§ WHAT YOU WILL DO:
Word for word, repeat each of the records below.

——

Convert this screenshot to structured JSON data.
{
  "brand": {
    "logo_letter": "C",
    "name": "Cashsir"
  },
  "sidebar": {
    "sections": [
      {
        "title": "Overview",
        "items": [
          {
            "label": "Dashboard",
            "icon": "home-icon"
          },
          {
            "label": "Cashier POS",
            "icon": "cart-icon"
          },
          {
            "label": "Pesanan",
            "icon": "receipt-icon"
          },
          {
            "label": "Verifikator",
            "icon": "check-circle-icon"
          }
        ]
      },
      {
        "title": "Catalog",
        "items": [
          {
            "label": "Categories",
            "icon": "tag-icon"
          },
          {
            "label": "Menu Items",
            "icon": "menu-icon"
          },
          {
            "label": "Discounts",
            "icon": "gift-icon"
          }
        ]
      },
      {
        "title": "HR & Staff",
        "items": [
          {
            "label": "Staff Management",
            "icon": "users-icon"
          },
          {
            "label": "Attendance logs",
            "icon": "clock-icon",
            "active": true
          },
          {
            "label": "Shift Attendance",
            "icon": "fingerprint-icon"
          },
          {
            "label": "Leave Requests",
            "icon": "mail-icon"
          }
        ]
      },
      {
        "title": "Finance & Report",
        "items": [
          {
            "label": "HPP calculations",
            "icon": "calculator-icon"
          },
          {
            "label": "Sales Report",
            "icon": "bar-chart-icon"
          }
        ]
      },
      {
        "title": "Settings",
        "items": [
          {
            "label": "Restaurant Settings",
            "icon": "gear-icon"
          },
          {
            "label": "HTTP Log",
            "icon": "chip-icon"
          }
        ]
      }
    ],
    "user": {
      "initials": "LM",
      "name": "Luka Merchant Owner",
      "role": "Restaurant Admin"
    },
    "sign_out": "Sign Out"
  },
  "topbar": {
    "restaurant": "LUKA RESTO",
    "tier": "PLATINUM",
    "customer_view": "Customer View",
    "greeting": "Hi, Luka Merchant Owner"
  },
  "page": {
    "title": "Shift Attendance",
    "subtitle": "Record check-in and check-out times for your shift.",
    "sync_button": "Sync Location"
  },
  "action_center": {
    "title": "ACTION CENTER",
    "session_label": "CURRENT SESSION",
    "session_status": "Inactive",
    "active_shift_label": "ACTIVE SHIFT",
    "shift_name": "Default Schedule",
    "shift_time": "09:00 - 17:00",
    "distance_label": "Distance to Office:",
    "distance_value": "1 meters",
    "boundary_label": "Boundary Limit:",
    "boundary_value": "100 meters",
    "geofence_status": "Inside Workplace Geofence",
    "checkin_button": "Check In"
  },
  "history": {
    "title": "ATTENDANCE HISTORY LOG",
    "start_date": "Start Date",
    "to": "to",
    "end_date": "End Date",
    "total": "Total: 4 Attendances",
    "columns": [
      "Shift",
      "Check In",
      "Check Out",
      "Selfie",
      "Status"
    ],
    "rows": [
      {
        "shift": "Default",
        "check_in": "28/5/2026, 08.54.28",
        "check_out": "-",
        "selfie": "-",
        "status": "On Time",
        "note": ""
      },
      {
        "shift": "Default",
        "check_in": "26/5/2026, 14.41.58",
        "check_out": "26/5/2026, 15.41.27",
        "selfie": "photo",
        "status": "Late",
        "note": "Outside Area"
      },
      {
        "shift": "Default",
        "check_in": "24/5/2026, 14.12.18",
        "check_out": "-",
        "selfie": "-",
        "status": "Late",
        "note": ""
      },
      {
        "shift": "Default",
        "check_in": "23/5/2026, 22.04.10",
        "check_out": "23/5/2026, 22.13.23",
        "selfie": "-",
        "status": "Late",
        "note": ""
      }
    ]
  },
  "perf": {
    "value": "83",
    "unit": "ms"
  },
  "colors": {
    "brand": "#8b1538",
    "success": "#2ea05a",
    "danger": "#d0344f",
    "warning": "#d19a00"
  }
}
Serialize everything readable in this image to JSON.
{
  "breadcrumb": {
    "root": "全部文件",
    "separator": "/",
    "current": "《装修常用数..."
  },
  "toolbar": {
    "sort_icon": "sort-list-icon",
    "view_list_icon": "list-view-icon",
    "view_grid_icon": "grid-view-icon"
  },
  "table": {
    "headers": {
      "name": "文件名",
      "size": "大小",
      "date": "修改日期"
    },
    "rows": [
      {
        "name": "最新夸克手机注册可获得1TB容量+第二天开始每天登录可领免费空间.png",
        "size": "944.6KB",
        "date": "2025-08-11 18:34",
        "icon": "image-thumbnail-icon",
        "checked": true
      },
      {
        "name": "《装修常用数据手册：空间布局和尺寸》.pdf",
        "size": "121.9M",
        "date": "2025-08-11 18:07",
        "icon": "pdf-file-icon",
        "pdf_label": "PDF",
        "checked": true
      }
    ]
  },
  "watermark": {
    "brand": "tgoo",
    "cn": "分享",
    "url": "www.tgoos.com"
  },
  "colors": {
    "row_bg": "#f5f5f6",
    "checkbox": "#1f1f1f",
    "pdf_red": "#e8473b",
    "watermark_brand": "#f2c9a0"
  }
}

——

§ SOLUTION TO THIS TASK:
Convert this screenshot to structured JSON data.
{
  "brand": {
    "logo_letter": "C",
    "name": "Cashsir"
  },
  "sidebar": {
    "sections": [
      {
        "title": "Overview",
        "items": [
          {
            "label": "Dashboard",
            "icon": "home-icon"
          },
          {
            "label": "Cashier POS",
            "icon": "cart-icon"
          },
          {
            "label": "Pesanan",
            "icon": "receipt-icon"
          },
          {
            "label": "Verifikator",
            "icon": "check-circle-icon"
          }
        ]
      },
      {
        "title": "Catalog",
        "items": [
          {
            "label": "Categories",
            "icon": "tag-icon"
          },
          {
            "label": "Menu Items",
            "icon": "menu-icon"
          },
          {
            "label": "Discounts",
            "icon": "gift-icon"
          }
        ]
      },
      {
        "title": "HR & Staff",
        "items": [
          {
            "label": "Staff Management",
            "icon": "users-icon"
          },
          {
            "label": "Attendance logs",
            "icon": "clock-icon",
            "active": true
          },
          {
            "label": "Shift Attendance",
            "icon": "fingerprint-icon"
          },
          {
            "label": "Leave Requests",
            "icon": "mail-icon"
          }
        ]
      },
      {
        "title": "Finance & Report",
        "items": [
          {
            "label": "HPP calculations",
            "icon": "calculator-icon"
          },
          {
            "label": "Sales Report",
            "icon": "bar-chart-icon"
          }
        ]
      },
      {
        "title": "Settings",
        "items": [
          {
            "label": "Restaurant Settings",
            "icon": "gear-icon"
          },
          {
            "label": "HTTP Log",
            "icon": "chip-icon"
          }
        ]
      }
    ],
    "user": {
      "initials": "LM",
      "name": "Luka Merchant Owner",
      "role": "Restaurant Admin"
    },
    "sign_out": "Sign Out"
  },
  "topbar": {
    "restaurant": "LUKA RESTO",
    "tier": "PLATINUM",
    "customer_view": "Customer View",
    "greeting": "Hi, Luka Merchant Owner"
  },
  "page": {
    "title": "Shift Attendance",
    "subtitle": "Record check-in and check-out times for your shift.",
    "sync_button": "Sync Location"
  },
  "action_center": {
    "title": "ACTION CENTER",
    "session_label": "CURRENT SESSION",
    "session_status": "Inactive",
    "active_shift_label": "ACTIVE SHIFT",
    "shift_name": "Default Schedule",
    "shift_time": "09:00 - 17:00",
    "distance_label": "Distance to Office:",
    "distance_value": "1 meters",
    "boundary_label": "Boundary Limit:",
    "boundary_value": "100 meters",
    "geofence_status": "Inside Workplace Geofence",
    "checkin_button": "Check In"
  },
  "history": {
    "title": "ATTENDANCE HISTORY LOG",
    "start_date": "Start Date",
    "to": "to",
    "end_date": "End Date",
    "total": "Total: 4 Attendances",
    "columns": [
      "Shift",
      "Check In",
      "Check Out",
      "Selfie",
      "Status"
    ],
    "rows": [
      {
        "shift": "Default",
        "check_in": "28/5/2026, 08.54.28",
        "check_out": "-",
        "selfie": "-",
        "status": "On Time",
        "note": ""
      },
      {
        "shift": "Default",
        "check_in": "26/5/2026, 14.41.58",
        "check_out": "26/5/2026, 15.41.27",
        "selfie": "photo",
        "status": "Late",
        "note": "Outside Area"
      },
      {
        "shift": "Default",
        "check_in": "24/5/2026, 14.12.18",
        "check_out": "-",
        "selfie": "-",
        "status": "Late",
        "note": ""
      },
      {
        "shift": "Default",
        "check_in": "23/5/2026, 22.04.10",
        "check_out": "23/5/2026, 22.13.23",
        "selfie": "-",
        "status": "Late",
        "note": ""
      }
    ]
  },
  "perf": {
    "value": "83",
    "unit": "ms"
  },
  "colors": {
    "brand": "#8b1538",
    "success": "#2ea05a",
    "danger": "#d0344f",
    "warning": "#d19a00"
  }
}
Serialize everything readable in this image to JSON.
{
  "breadcrumb": {
    "root": "全部文件",
    "separator": "/",
    "current": "《装修常用数..."
  },
  "toolbar": {
    "sort_icon": "sort-list-icon",
    "view_list_icon": "list-view-icon",
    "view_grid_icon": "grid-view-icon"
  },
  "table": {
    "headers": {
      "name": "文件名",
      "size": "大小",
      "date": "修改日期"
    },
    "rows": [
      {
        "name": "最新夸克手机注册可获得1TB容量+第二天开始每天登录可领免费空间.png",
        "size": "944.6KB",
        "date": "2025-08-11 18:34",
        "icon": "image-thumbnail-icon",
        "checked": true
      },
      {
        "name": "《装修常用数据手册：空间布局和尺寸》.pdf",
        "size": "121.9M",
        "date": "2025-08-11 18:07",
        "icon": "pdf-file-icon",
        "pdf_label": "PDF",
        "checked": true
      }
    ]
  },
  "watermark": {
    "brand": "tgoo",
    "cn": "分享",
    "url": "www.tgoos.com"
  },
  "colors": {
    "row_bg": "#f5f5f6",
    "checkbox": "#1f1f1f",
    "pdf_red": "#e8473b",
    "watermark_brand": "#f2c9a0"
  }
}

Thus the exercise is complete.